Friday, February 1

My new column in The Nonprofit Times

The NonProfit Times asked me to write a column using my anonymous alias "a fundraiser" which will appear as a monthly feature on their website.

Apparently someone over there thinks I'm running, "one of the hottest blogs in the sector" and since I'm such a sucker for flattery - I told them I would be honored to share my thoughts.

So, a couple days ago I sat down and thought about a topic that worries a lot of my fundraising colleagues... and I began my first post by asking a scary question:

How would you feel if you discovered that 500 of your donors had created a group on a social networking Web site like Facebook to publicly discuss their experiences donating to your organization?

I suspect some fundraisers would panic with a sense of fear...
Continue reading the rest of this thought-provoking article titled "Our Donors Are Talking - What Are We Afraid Of?" on the NonProfit Times website.

7 comments:

Hanan Cohen said...

Like it's 1999 all over again - http://cluetrain.com

Mike H. said...

Congrats fundraiser! pretty soon, I feel like you are going to start charging people a subscription fee to read your blog.

Marc said...

Dear "a fundraiser",

Congrats! Can't wait to read what you write.

Anonymous said...

This is big news indeed.

Anonymous said...

Scenario that I have seen many times in poor countries:
1. Donor sees appalling need, wants to help
2. Charming, smooth-talking local NGO convinces donor to give money without background checks.
3. Small corruption by NGO.
4. Donor turns blind eye, not wanting to alienate small contributor.
5. NGO sees donor cowawrdice, increases corruption.
6. Donor covers up corruption from contributors' eyes.
7. NGO corruption gets out of hand.
8. Donor quietly pulls out of project - NGO gets away with theft.

Anonymous said...

Congratulations. Please push the discourse to get google finance to move beyond metrics of admin vs. program or outputs (numbers served), to lives impacted.

Joanna said...

Congratulations on the new gig. Your recent topic doesn't seem scary to any of us. If we all do the right thing our donors should say mostly good things.
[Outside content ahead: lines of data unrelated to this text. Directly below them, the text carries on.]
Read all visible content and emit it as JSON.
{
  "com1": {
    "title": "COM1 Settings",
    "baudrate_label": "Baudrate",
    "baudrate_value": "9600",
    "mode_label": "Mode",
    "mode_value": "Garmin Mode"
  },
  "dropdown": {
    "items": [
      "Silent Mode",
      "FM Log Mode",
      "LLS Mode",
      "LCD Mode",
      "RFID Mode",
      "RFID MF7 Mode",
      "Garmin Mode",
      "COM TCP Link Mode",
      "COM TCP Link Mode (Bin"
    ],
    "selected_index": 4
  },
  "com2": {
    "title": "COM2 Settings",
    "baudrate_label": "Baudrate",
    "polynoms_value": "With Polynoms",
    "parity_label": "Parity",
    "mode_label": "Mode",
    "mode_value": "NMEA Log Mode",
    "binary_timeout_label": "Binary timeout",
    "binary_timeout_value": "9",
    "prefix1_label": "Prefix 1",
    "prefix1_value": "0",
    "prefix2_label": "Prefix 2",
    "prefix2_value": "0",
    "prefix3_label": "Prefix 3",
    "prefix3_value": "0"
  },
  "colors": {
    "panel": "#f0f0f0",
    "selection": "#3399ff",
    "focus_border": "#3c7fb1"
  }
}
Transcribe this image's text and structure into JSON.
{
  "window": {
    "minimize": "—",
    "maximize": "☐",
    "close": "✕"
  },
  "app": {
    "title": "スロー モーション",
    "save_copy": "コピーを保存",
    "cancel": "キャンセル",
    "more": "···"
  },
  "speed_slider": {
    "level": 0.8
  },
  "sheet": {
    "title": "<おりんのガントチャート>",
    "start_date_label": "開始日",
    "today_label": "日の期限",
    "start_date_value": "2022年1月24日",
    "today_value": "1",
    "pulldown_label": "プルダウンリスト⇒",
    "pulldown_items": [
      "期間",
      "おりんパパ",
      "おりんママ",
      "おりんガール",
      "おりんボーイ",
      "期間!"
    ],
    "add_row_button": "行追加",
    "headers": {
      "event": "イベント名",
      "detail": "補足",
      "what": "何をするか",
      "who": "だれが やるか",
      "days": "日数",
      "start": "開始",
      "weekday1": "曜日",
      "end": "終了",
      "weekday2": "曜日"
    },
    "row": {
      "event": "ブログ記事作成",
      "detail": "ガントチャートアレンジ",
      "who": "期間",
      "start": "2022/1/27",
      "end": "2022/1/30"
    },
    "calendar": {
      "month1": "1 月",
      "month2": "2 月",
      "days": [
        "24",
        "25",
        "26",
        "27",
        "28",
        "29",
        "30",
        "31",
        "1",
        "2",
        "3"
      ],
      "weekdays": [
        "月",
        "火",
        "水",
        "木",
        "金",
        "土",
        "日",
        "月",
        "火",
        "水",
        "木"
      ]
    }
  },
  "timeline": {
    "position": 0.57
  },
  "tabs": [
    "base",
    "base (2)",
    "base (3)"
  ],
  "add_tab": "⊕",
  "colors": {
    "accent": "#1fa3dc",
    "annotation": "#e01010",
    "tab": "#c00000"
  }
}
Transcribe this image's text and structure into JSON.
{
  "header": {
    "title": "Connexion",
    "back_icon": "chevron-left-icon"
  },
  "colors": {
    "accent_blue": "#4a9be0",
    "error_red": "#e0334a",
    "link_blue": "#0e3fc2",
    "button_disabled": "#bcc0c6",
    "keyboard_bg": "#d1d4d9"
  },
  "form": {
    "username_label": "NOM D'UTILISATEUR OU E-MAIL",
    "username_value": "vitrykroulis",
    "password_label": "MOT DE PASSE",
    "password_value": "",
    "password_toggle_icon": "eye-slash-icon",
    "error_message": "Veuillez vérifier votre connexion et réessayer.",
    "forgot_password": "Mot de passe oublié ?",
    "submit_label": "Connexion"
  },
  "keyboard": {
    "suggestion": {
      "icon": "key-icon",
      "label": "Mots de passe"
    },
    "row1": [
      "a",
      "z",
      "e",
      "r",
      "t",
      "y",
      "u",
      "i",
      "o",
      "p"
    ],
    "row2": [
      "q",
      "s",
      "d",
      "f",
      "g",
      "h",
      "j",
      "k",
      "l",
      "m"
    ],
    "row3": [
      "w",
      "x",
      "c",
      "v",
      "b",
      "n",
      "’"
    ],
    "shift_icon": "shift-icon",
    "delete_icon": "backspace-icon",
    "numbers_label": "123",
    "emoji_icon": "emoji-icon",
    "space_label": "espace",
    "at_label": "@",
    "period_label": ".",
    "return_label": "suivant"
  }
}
The question is: how can we leverage these organic networks? Can they be tapped at will, or do they become harder to reach? Does this create a donor management problem if you run campaigns through a centralized DB?